The Vice President, Hon. Edward Ssekandi visits the Unit Exhibition stall at the event in Kalungu
The President of Uganda, H.E Yoweri Kaguta Museveni has launched the Central Region Presidential Fast Track Initiative to end AIDS as a public health threat in Uganda by 2030.
In his speech, read by the Vice President Hon Edward Ssekandi, President Museveni appreciated the role of stakeholders in the HIV/AIDS fight but noted that more needed to be done to ensure that there is no more AIDS by 2030 in Uganda.
In his remarks the President applauded the efforts made by all stakeholders in reducing the HIV/AIDS scourge in the country and urged men to go for HIV testing, saying “men should go for HIV testing to protect their partners; it’s important to know your status and disclose to your partner to prevent further spread of HIV”. He also referred to the current statistics that show 60% of men have been tested and 52% enrolled on treatment calling for the gaps to be covered.
Anchored in “A Presidential Handbook”, the initiative spells out plans to tackle HIV &AIDS in Uganda through a five point plan which includes; Engaging men in HIV prevention and close the tap on new infections particularly among adolescent girls and young women; Accelerating implementation of Test and Treat and attainment of 90-90-90 targets particularly among men and young people; Consolidating progress on eliminating mother-to-child transmission of HIV; Ensuring financial sustainability for the HIV response; and Ensuring institutional effectiveness for a well-coordinated multi-sectoral response.

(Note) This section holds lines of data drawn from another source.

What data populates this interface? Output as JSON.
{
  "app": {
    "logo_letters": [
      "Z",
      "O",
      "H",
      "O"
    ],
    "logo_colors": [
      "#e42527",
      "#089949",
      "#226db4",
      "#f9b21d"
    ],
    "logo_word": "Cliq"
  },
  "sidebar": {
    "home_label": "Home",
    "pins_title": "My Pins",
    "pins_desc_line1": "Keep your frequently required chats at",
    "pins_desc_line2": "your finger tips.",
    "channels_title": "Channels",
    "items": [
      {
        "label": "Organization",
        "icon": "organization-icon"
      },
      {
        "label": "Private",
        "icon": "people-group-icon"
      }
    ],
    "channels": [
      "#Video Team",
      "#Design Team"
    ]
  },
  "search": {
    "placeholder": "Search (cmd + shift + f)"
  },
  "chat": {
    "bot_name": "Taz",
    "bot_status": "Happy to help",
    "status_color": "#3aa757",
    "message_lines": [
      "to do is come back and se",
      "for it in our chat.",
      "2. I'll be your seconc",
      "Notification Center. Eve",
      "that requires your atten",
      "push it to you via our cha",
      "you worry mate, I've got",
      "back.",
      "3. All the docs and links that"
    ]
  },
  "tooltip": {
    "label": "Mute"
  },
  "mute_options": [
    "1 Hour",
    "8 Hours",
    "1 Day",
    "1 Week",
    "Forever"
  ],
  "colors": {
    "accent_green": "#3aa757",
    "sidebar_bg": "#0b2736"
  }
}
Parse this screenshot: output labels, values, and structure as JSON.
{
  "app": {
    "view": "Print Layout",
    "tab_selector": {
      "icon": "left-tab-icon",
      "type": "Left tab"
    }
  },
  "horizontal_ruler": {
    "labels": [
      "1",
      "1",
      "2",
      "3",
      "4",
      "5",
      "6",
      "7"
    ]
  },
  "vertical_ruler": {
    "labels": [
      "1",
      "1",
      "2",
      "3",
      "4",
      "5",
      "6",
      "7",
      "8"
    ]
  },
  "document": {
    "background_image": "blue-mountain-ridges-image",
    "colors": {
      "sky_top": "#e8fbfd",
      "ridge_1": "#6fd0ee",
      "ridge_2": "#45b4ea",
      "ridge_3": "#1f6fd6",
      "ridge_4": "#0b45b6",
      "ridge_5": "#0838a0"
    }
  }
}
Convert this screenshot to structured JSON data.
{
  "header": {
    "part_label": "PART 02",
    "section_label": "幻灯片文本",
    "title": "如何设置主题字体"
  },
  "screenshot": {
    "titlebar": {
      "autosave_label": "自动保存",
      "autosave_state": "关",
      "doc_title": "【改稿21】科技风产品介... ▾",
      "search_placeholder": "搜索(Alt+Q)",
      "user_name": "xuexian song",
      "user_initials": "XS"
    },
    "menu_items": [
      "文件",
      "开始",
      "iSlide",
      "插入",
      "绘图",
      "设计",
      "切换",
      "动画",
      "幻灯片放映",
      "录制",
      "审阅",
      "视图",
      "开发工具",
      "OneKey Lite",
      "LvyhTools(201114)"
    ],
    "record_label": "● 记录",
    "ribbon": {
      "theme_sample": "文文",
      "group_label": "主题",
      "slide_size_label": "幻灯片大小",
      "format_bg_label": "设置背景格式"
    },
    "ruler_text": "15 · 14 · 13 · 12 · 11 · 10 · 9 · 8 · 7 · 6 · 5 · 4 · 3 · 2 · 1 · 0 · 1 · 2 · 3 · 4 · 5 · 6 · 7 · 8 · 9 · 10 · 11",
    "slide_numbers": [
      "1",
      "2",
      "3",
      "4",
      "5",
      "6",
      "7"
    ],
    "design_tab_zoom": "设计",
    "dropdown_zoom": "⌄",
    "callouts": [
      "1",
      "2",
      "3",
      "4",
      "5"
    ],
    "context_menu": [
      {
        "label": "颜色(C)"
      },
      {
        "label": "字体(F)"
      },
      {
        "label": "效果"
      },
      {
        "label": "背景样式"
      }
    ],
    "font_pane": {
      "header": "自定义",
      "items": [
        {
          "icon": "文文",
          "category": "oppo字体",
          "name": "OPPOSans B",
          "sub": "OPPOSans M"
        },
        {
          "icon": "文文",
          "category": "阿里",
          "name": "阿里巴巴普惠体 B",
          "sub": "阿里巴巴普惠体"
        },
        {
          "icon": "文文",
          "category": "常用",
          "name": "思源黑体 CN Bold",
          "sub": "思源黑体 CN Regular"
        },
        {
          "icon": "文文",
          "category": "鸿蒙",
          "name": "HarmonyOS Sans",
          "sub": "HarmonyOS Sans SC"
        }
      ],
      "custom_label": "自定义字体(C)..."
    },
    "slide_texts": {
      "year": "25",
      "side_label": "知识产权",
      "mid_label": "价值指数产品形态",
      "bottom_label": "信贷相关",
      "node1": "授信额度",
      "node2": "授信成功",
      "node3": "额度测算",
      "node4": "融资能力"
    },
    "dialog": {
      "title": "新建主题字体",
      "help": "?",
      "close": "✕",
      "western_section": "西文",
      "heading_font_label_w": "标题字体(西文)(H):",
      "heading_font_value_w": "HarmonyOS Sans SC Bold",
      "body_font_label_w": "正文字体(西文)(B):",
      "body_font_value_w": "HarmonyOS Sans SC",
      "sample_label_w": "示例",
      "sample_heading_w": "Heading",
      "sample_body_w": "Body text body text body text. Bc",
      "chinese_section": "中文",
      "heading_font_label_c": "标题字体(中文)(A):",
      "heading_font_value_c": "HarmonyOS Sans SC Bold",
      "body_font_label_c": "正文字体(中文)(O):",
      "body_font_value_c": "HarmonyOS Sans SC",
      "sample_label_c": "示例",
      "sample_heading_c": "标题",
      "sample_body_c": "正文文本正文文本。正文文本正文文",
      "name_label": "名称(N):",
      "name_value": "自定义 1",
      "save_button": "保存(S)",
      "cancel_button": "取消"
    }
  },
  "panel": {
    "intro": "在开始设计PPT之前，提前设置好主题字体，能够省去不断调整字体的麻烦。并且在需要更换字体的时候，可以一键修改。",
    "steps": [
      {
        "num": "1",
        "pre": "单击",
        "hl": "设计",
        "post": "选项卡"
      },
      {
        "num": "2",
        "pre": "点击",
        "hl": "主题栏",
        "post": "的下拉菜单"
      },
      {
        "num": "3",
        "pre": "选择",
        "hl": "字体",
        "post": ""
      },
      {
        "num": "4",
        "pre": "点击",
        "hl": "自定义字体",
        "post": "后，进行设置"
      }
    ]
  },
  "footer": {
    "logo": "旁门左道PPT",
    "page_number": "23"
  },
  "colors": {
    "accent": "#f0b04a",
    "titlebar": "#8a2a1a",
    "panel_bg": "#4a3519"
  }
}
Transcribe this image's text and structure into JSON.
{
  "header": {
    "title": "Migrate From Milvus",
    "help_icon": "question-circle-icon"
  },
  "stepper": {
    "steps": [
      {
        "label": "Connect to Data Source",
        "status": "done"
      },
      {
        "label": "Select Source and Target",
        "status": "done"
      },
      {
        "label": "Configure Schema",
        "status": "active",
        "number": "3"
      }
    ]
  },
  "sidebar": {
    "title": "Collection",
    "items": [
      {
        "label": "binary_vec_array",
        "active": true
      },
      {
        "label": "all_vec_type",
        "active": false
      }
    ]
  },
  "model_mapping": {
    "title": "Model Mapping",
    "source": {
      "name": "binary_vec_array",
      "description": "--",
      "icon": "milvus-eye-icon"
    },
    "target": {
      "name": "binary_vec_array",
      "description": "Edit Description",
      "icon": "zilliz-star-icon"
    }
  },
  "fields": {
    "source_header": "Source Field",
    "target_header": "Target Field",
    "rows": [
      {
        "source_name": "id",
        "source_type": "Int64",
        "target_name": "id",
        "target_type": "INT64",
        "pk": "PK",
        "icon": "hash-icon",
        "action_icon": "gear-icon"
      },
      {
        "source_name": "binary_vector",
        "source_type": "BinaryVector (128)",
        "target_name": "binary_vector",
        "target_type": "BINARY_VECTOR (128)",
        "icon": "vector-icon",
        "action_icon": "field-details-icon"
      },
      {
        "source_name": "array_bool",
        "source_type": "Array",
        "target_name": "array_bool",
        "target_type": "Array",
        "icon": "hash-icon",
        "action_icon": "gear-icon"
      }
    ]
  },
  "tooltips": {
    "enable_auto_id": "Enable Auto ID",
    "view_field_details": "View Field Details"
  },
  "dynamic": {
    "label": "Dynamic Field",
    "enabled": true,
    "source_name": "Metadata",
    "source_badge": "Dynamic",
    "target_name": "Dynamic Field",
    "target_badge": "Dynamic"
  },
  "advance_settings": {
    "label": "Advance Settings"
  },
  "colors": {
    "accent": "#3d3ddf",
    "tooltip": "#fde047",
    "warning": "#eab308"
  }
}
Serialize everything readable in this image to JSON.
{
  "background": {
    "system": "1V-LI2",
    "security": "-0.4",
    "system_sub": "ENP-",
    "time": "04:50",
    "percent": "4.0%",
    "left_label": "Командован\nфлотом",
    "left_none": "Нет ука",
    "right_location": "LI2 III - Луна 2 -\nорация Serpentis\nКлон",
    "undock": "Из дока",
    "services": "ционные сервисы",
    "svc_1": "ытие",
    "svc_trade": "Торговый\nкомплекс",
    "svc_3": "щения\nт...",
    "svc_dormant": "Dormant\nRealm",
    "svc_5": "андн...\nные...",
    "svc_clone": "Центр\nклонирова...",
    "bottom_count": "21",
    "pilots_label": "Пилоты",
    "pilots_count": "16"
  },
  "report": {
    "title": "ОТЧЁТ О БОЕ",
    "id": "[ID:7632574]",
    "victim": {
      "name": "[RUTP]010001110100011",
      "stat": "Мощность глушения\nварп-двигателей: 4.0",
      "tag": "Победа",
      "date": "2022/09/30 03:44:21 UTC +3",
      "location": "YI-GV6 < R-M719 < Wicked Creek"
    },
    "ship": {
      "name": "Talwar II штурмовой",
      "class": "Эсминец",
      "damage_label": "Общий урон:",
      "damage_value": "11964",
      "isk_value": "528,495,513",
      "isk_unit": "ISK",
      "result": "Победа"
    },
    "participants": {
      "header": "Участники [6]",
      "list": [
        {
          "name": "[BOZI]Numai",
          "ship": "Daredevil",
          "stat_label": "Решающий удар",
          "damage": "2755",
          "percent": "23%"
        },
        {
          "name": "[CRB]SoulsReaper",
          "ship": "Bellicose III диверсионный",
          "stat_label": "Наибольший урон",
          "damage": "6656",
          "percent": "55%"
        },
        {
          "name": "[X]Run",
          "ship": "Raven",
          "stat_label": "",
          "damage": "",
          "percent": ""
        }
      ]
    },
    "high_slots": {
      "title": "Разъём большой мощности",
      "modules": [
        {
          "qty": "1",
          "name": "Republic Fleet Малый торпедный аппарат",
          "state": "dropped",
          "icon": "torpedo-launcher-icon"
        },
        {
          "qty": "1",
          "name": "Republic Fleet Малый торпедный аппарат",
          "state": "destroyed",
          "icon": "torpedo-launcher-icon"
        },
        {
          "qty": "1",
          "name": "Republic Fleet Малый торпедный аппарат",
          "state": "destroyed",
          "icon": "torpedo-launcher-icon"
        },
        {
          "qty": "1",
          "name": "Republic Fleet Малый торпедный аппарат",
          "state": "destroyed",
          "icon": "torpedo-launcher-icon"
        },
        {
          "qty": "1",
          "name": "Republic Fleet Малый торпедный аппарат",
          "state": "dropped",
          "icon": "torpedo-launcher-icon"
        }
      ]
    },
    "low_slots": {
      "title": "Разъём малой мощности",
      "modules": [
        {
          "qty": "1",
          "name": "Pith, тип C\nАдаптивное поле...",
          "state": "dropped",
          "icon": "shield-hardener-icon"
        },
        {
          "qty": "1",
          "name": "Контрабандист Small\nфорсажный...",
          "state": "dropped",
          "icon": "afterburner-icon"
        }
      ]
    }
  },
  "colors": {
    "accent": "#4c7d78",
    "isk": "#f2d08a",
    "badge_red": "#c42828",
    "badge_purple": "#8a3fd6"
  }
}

At the same event which took place at the Kalungu Town Council headquarters and was attended by representatives of Uganda’s development partners, members of parliament, government officials, religious and district leaders as well as International, national and local organizations involved in research, treatment and care of persons living with HIV, the MRC/UVRI & LSHTM Uganda Research Unit was commended by the Kalungu District leadership for being at the frontline of fighting HIV/AIDS in the district.
“We are grateful to Organizations like the MRC which were among the first ones to come to the forefront and support the government in the fight against HIV/AIDS which was killing our people in large numbers”, noted Hon Vincent Ssempijja the Member of Parliament for Kalungu County East. “Their work helped us to understand the disease that was killing our people and how it was acquired”, he added.
Over the years, Uganda has made progress in the fight against HIV. The country has registered significant reductions in new infections from 135,000 in 2010 to approximately 60,000 by 2016, in men and women. Further to this, new infections among children dropped from 26,000 in 2010 to 4000 in 2016. Of the 1.4 million people living with HIV, 1,041,000 people are enrolled in care and 980,954 on antiretroviral therapy.
The MRC/UVRI and LSHTM Uganda Research Unit was established under an agreement between the Ugandan and the British Governments to collaborate in the research of HIV/AIDS in 1988. The Unit’s first study site was set up in Kyamulibwa, Kalungu district in 1989 and operates an outpatient study clinic that offers clinical services to over 70 patients daily and over 25,000 patients from 25 villages annually.